2001 Findings on the Worst Forms of Child Labor - Cayman Islands (territory of the United Kingdom)
|Publisher||United States Department of Labor|
|Author||Bureau of International Labor Affairs|
|Publication Date||7 June 2002|
|Cite as||United States Department of Labor, 2001 Findings on the Worst Forms of Child Labor - Cayman Islands (territory of the United Kingdom), 7 June 2002, available at: http://www.refworld.org/docid/48c8c9f129.html [accessed 1 May 2017]|
|Disclaimer||This is not a UNHCR publication. UNHCR is not responsible for, nor does it necessarily endorse, its content. Any views expressed are solely those of the author or publisher and do not necessarily reflect those of UNHCR, the United Nations or its Member States.|
There is limited information regarding the extent and nature of child labor and the quality and provision of education in non-independent countries and territories eligible for GSP, AGOA and CBTPA benefits. These areas generally are not eligible to become members of the ILO, and Convention 138 and Convention 182 do not apply to any of them.
Statistics on the number of working children under the age of 15 in the Cayman Islands are unavailable, but children reportedly work bagging groceries in supermarkets. According to the government, there are also subcultures within the islands where it is acceptable for children to work instead of attending school. Children under the age of 16 may not work during school hours, and children of school age are prohibited from lifting, carrying, or moving anything heavy that may cause them injury. Children cannot work at night between the hours of 10 p.m. and 7 a.m, for more than eight hours on a non-school day, or for more than two hours after school. The Department of Social Services is responsible for child labor laws and issues.
Education in the Cayman Islands is free and compulsory for 10 years. In 1995, the gross primary enrollment rate was 113.5 percent and the net primary enrollment rate was 100 percent. The government developed an Education Development Plan for 1995-1999 to support strategies designed to improve the quality of its schools. The plan included strategies to establish a national standards-based curriculum, develop and implement a personal education plan for every student, establish individual and school accountability, strengthen the relationship between parents, students and teachers, and ensure continuous staff development.
 Natan Elkin, ILO, electronic correspondence to USDOL official, January 31, 2002. Most of the areas covered in this summary report are considered by the ILO to be non-metropolitan territories and therefore, are ineligible to become members of the ILO. An ILO member can submit a declaration to the ILO requesting that these conventions apply to their non-metropolitan territories.
 Deanna Look Loy, director of social services, Department of Social Services, Cayman Islands, British West Indies, letter to USDOL official, September 23, 2000 [hereinafter Loy letter].

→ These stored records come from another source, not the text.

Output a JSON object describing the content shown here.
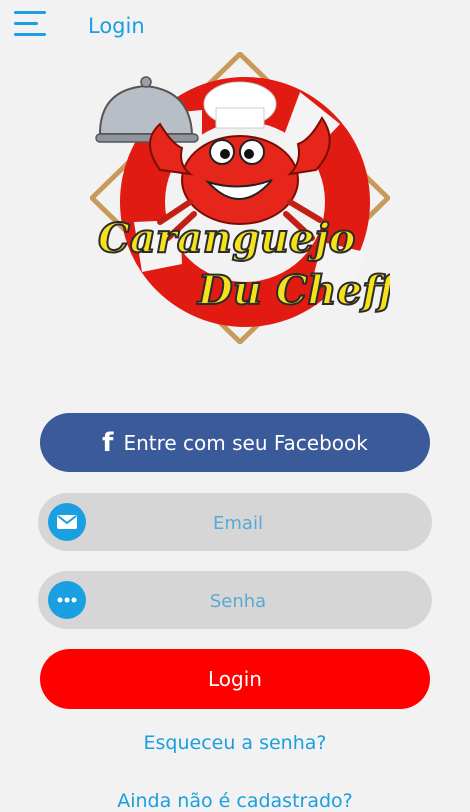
{
  "header": {
    "title": "Login",
    "menu_icon": "hamburger-menu-icon"
  },
  "logo": {
    "line1": "Caranguejo",
    "line2": "Du Cheff",
    "icon": "crab-chef-lifebuoy-logo"
  },
  "facebook_button": {
    "label": "Entre com seu Facebook",
    "icon": "facebook-icon"
  },
  "email_field": {
    "placeholder": "Email",
    "value": "",
    "icon": "mail-icon"
  },
  "password_field": {
    "placeholder": "Senha",
    "value": "",
    "icon": "more-dots-icon"
  },
  "login_button": {
    "label": "Login"
  },
  "forgot_link": "Esqueceu a senha?",
  "signup_link": "Ainda não é cadastrado?",
  "colors": {
    "accent": "#1a9fe0",
    "facebook": "#3b5a9a",
    "login": "#ff0000",
    "background": "#f2f2f2"
  }
}
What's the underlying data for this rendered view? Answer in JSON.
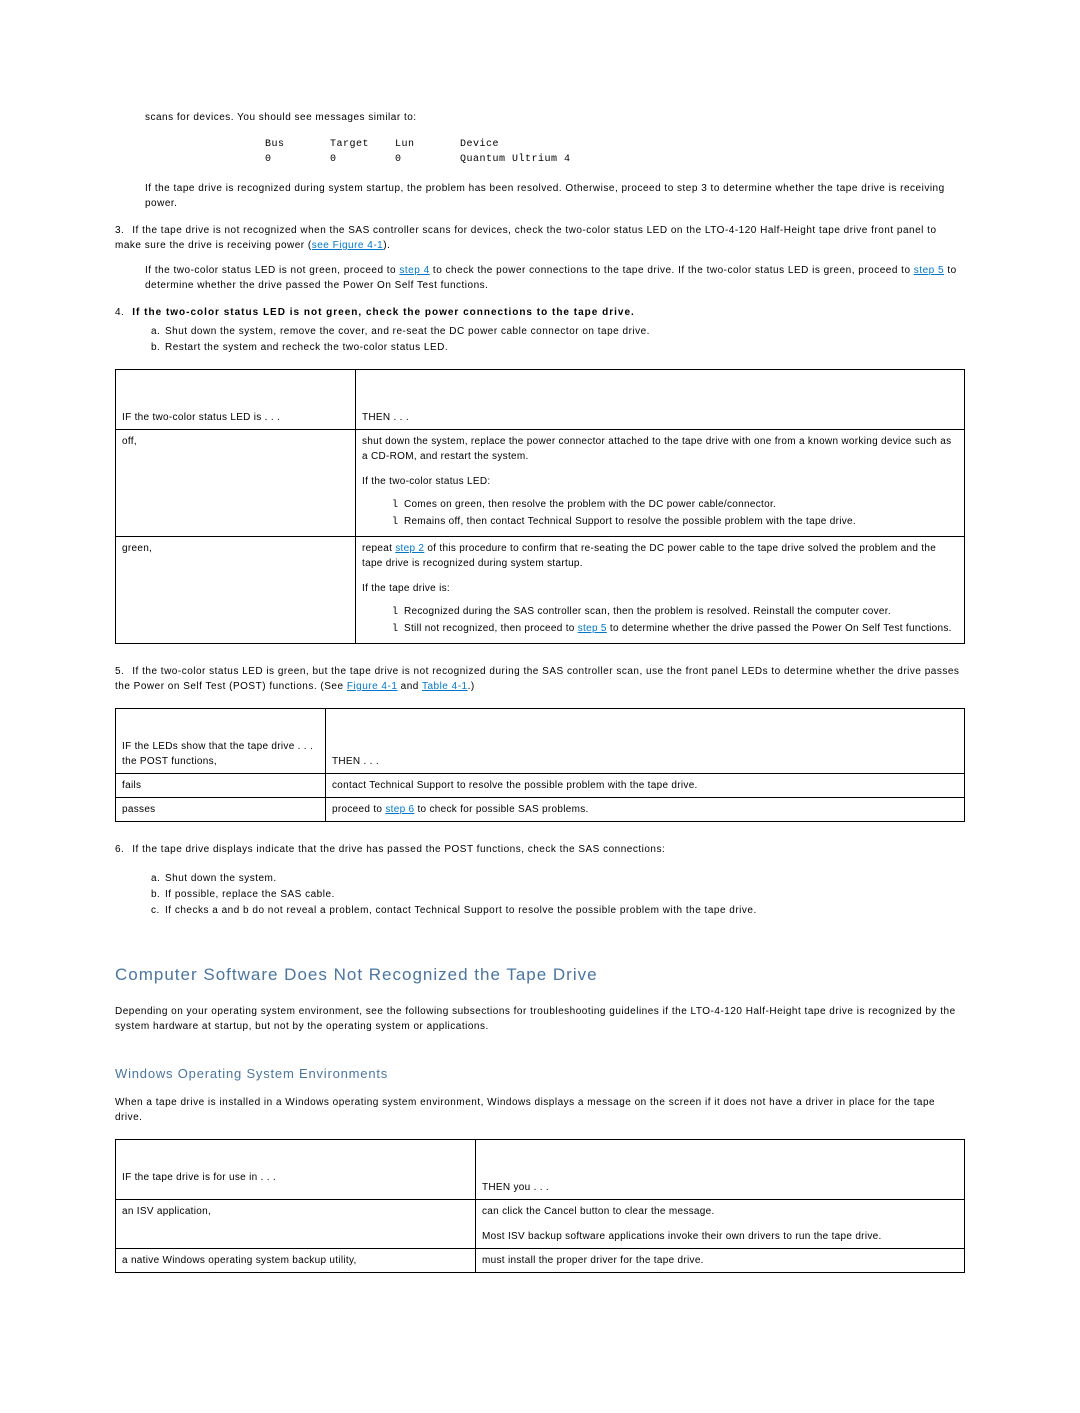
{
  "intro_line": "scans for devices. You should see messages similar to:",
  "pre_header": "Bus       Target    Lun       Device",
  "pre_row": "0         0         0         Quantum Ultrium 4",
  "after_pre": "If the tape drive is recognized during system startup, the problem has been resolved. Otherwise, proceed to step 3 to determine whether the tape drive is receiving power.",
  "steps": {
    "s3": {
      "text_a": "If the tape drive is not recognized when the SAS controller scans for devices, check the two-color status LED on the LTO-4-120 Half-Height tape drive front panel to make sure the drive is receiving power (",
      "link1": "see Figure 4-1",
      "text_b": ").",
      "p2_a": "If the two-color status LED is not green, proceed to ",
      "p2_link1": "step 4",
      "p2_b": " to check the power connections to the tape drive. If the two-color status LED is green, proceed to ",
      "p2_link2": "step 5",
      "p2_c": " to determine whether the drive passed the Power On Self Test functions."
    },
    "s4": {
      "text": "If the two-color status LED is not green, check the power connections to the tape drive.",
      "sub_a": "Shut down the system, remove the cover, and re-seat the DC power cable connector on tape drive.",
      "sub_b": "Restart the system and recheck the two-color status LED."
    },
    "s5": {
      "text_a": "If the two-color status LED is green, but the tape drive is not recognized during the SAS controller scan, use the front panel LEDs to determine whether the drive passes the Power on Self Test (POST) functions. (See ",
      "link1": "Figure 4-1",
      "text_b": " and ",
      "link2": "Table 4-1",
      "text_c": ".)"
    },
    "s6": {
      "text": "If the tape drive displays indicate that the drive has passed the POST functions, check the SAS connections:",
      "sub_a": "Shut down the system.",
      "sub_b": "If possible, replace the SAS cable.",
      "sub_c": "If checks a and b do not reveal a problem, contact Technical Support to resolve the possible problem with the tape drive."
    }
  },
  "table1": {
    "h1": "IF the two-color status LED is . . .",
    "h2": "THEN . . .",
    "r1c1": "off,",
    "r1c2": {
      "p1": "shut down the system, replace the power connector attached to the tape drive with one from a known working device such as a CD-ROM, and restart the system.",
      "p2": "If the two-color status LED:",
      "b1": "Comes on green, then resolve the problem with the DC power cable/connector.",
      "b2": "Remains off, then contact Technical Support to resolve the possible problem with the tape drive."
    },
    "r2c1": "green,",
    "r2c2": {
      "p1_a": "repeat ",
      "p1_link": "step 2",
      "p1_b": " of this procedure to confirm that re-seating the DC power cable to the tape drive solved the problem and the tape drive is recognized during system startup.",
      "p2": "If the tape drive is:",
      "b1": "Recognized during the SAS controller scan, then the problem is resolved. Reinstall the computer cover.",
      "b2_a": "Still not recognized, then proceed to ",
      "b2_link": "step 5",
      "b2_b": " to determine whether the drive passed the Power On Self Test functions."
    }
  },
  "table2": {
    "h1": "IF the LEDs show that the tape drive . . . the POST functions,",
    "h2": "THEN . . .",
    "r1c1": "fails",
    "r1c2": "contact Technical Support to resolve the possible problem with the tape drive.",
    "r2c1": "passes",
    "r2c2_a": "proceed to ",
    "r2c2_link": "step 6",
    "r2c2_b": " to check for possible SAS problems."
  },
  "h2_title": "Computer Software Does Not Recognized the Tape Drive",
  "h2_para": "Depending on your operating system environment, see the following subsections for troubleshooting guidelines if the LTO-4-120 Half-Height tape drive is recognized by the system hardware at startup, but not by the operating system or applications.",
  "h3_title": "Windows Operating System Environments",
  "h3_para": "When a tape drive is installed in a Windows operating system environment, Windows displays a message on the screen if it does not have a driver in place for the tape drive.",
  "table3": {
    "h1": "IF the tape drive is for use in . . .",
    "h2": "THEN you . . .",
    "r1c1": "an ISV application,",
    "r1c2_p1": "can click the Cancel button to clear the message.",
    "r1c2_p2": "Most ISV backup software applications invoke their own drivers to run the tape drive.",
    "r2c1": "a native Windows operating system backup utility,",
    "r2c2": "must install the proper driver for the tape drive."
  }
}
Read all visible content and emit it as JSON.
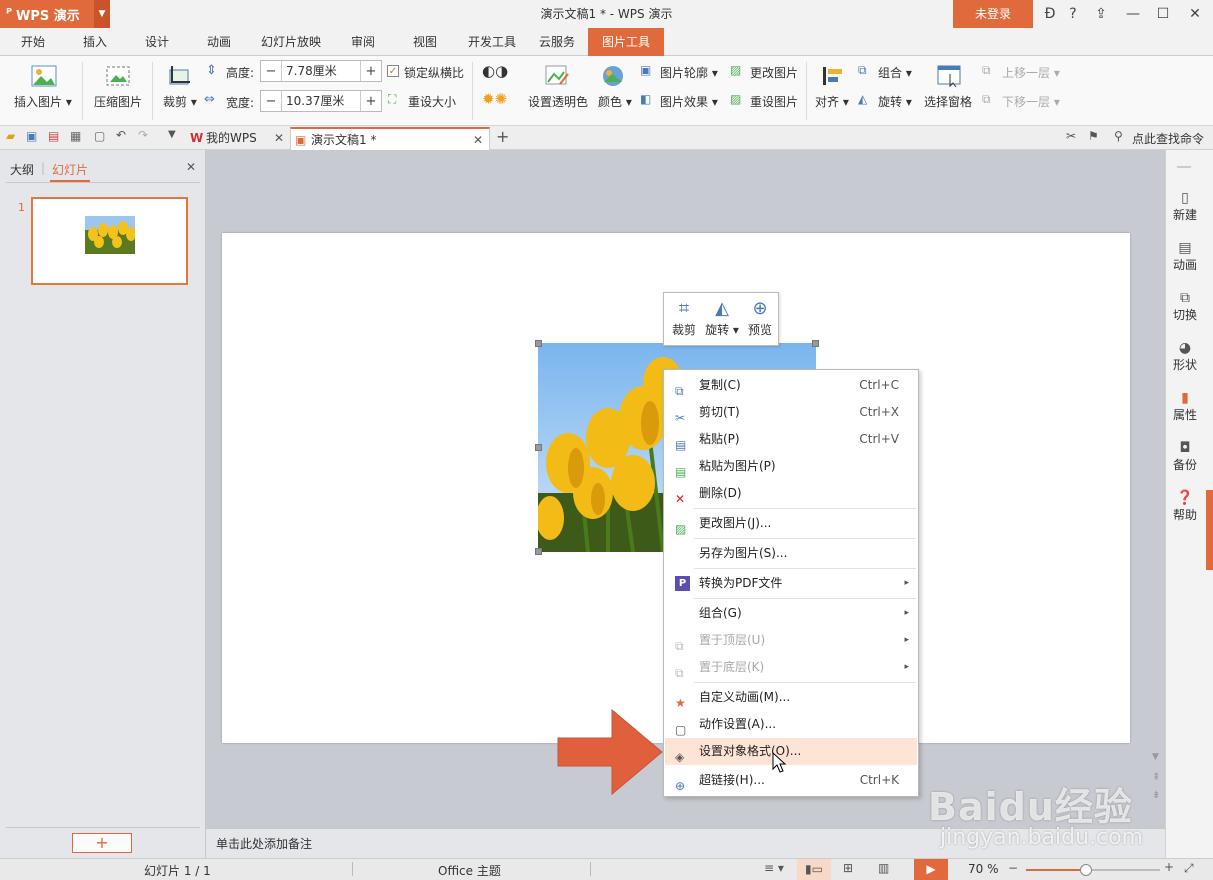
{
  "app": {
    "logo": "WPS 演示",
    "title": "演示文稿1 * - WPS 演示",
    "login": "未登录"
  },
  "menu_tabs": [
    "开始",
    "插入",
    "设计",
    "动画",
    "幻灯片放映",
    "审阅",
    "视图",
    "开发工具",
    "云服务",
    "图片工具"
  ],
  "ribbon": {
    "insert_picture": "插入图片",
    "compress_picture": "压缩图片",
    "crop": "裁剪",
    "height_label": "高度:",
    "height_value": "7.78厘米",
    "width_label": "宽度:",
    "width_value": "10.37厘米",
    "lock_ratio": "锁定纵横比",
    "reset_size": "重设大小",
    "set_transparent": "设置透明色",
    "color": "颜色",
    "picture_outline": "图片轮廓",
    "picture_effect": "图片效果",
    "change_picture": "更改图片",
    "reset_picture": "重设图片",
    "align": "对齐",
    "group": "组合",
    "rotate": "旋转",
    "selection_pane": "选择窗格",
    "bring_forward": "上移一层",
    "send_backward": "下移一层"
  },
  "doc_tabs": {
    "mywps": "我的WPS",
    "doc": "演示文稿1 *",
    "search": "点此查找命令"
  },
  "left_panel": {
    "tab_outline": "大纲",
    "tab_slides": "幻灯片",
    "slide_number": "1",
    "add": "+"
  },
  "right_panel": [
    "新建",
    "动画",
    "切换",
    "形状",
    "属性",
    "备份",
    "帮助"
  ],
  "mini_toolbar": {
    "crop": "裁剪",
    "rotate": "旋转",
    "preview": "预览"
  },
  "context_menu": [
    {
      "label": "复制(C)",
      "shortcut": "Ctrl+C"
    },
    {
      "label": "剪切(T)",
      "shortcut": "Ctrl+X"
    },
    {
      "label": "粘贴(P)",
      "shortcut": "Ctrl+V"
    },
    {
      "label": "粘贴为图片(P)",
      "shortcut": ""
    },
    {
      "label": "删除(D)",
      "shortcut": ""
    },
    {
      "label": "更改图片(J)...",
      "shortcut": ""
    },
    {
      "label": "另存为图片(S)...",
      "shortcut": ""
    },
    {
      "label": "转换为PDF文件",
      "shortcut": ""
    },
    {
      "label": "组合(G)",
      "shortcut": ""
    },
    {
      "label": "置于顶层(U)",
      "shortcut": ""
    },
    {
      "label": "置于底层(K)",
      "shortcut": ""
    },
    {
      "label": "自定义动画(M)...",
      "shortcut": ""
    },
    {
      "label": "动作设置(A)...",
      "shortcut": ""
    },
    {
      "label": "设置对象格式(O)...",
      "shortcut": ""
    },
    {
      "label": "超链接(H)...",
      "shortcut": "Ctrl+K"
    }
  ],
  "notes_placeholder": "单击此处添加备注",
  "status": {
    "slide_info": "幻灯片 1 / 1",
    "theme": "Office 主题",
    "zoom": "70 %",
    "zoom_fraction": 0.45
  },
  "watermark": {
    "logo": "Baidu经验",
    "url": "jingyan.baidu.com"
  },
  "colors": {
    "accent": "#e06a3c",
    "highlight": "#fde4d4",
    "arrow": "#e0603e"
  }
}
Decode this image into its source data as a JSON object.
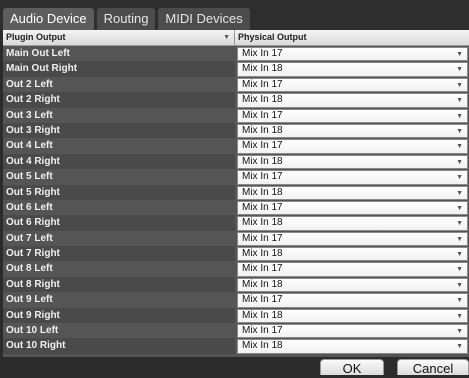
{
  "tabs": [
    {
      "label": "Audio Device"
    },
    {
      "label": "Routing"
    },
    {
      "label": "MIDI Devices"
    }
  ],
  "table": {
    "col1": "Plugin Output",
    "col2": "Physical Output",
    "rows": [
      {
        "output": "Main Out Left",
        "physical": "Mix In 17"
      },
      {
        "output": "Main Out Right",
        "physical": "Mix In 18"
      },
      {
        "output": "Out 2 Left",
        "physical": "Mix In 17"
      },
      {
        "output": "Out 2 Right",
        "physical": "Mix In 18"
      },
      {
        "output": "Out 3 Left",
        "physical": "Mix In 17"
      },
      {
        "output": "Out 3 Right",
        "physical": "Mix In 18"
      },
      {
        "output": "Out 4 Left",
        "physical": "Mix In 17"
      },
      {
        "output": "Out 4 Right",
        "physical": "Mix In 18"
      },
      {
        "output": "Out 5 Left",
        "physical": "Mix In 17"
      },
      {
        "output": "Out 5 Right",
        "physical": "Mix In 18"
      },
      {
        "output": "Out 6 Left",
        "physical": "Mix In 17"
      },
      {
        "output": "Out 6 Right",
        "physical": "Mix In 18"
      },
      {
        "output": "Out 7 Left",
        "physical": "Mix In 17"
      },
      {
        "output": "Out 7 Right",
        "physical": "Mix In 18"
      },
      {
        "output": "Out 8 Left",
        "physical": "Mix In 17"
      },
      {
        "output": "Out 8 Right",
        "physical": "Mix In 18"
      },
      {
        "output": "Out 9 Left",
        "physical": "Mix In 17"
      },
      {
        "output": "Out 9 Right",
        "physical": "Mix In 18"
      },
      {
        "output": "Out 10 Left",
        "physical": "Mix In 17"
      },
      {
        "output": "Out 10 Right",
        "physical": "Mix In 18"
      }
    ]
  },
  "buttons": {
    "ok": "OK",
    "cancel": "Cancel"
  },
  "icons": {
    "sort": "sort-down-icon",
    "dropdown": "chevron-down-icon"
  },
  "colors": {
    "background": "#2b2b2b",
    "row": "#555555",
    "active_tab": "#5d5d5d"
  }
}
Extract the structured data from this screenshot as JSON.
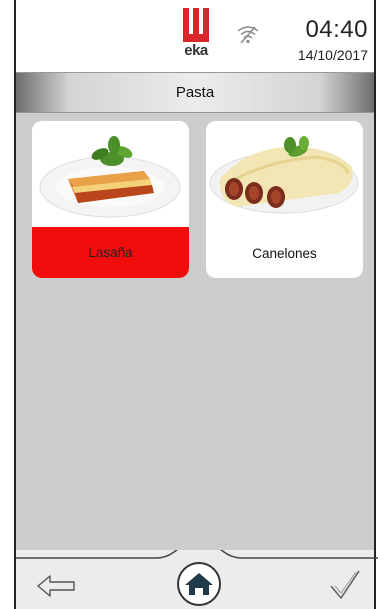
{
  "status": {
    "brand": "eka",
    "time": "04:40",
    "date": "14/10/2017",
    "wifi_icon": "wifi-off-icon"
  },
  "header": {
    "title": "Pasta"
  },
  "recipes": [
    {
      "label": "Lasaña",
      "selected": true,
      "image": "lasagna-photo"
    },
    {
      "label": "Canelones",
      "selected": false,
      "image": "cannelloni-photo"
    }
  ],
  "nav": {
    "back_icon": "arrow-left-icon",
    "home_icon": "home-icon",
    "confirm_icon": "checkmark-icon"
  },
  "colors": {
    "brand_red": "#d8262b",
    "selected_red": "#f20d0d",
    "content_bg": "#cdcdcd"
  }
}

 Douglas Banks, chief labor officer, Cayman Islands, interview with USDOL official, September 13, 2000 [hereinafter Banks interview].
 Loy letter
 Banks interview.
 Ibid. See also UNESCO statistics [hereinafter UNESCO statistics] at http://www.uis.unesco.org/statsen/statistics/yearbook/tables/Table3_1.html.
 UNESCO, Education for All: Year 2000 Assessment, [CD-ROM] [hereinafter Education for All: Year 2000 Assessment].
 UNESCO, The Education for All (EFA) 2000 Assessment: Country Reports – Cayman Islands, at http://www2.unesco.org/wef/countryreports/cayman/rapport_1.html.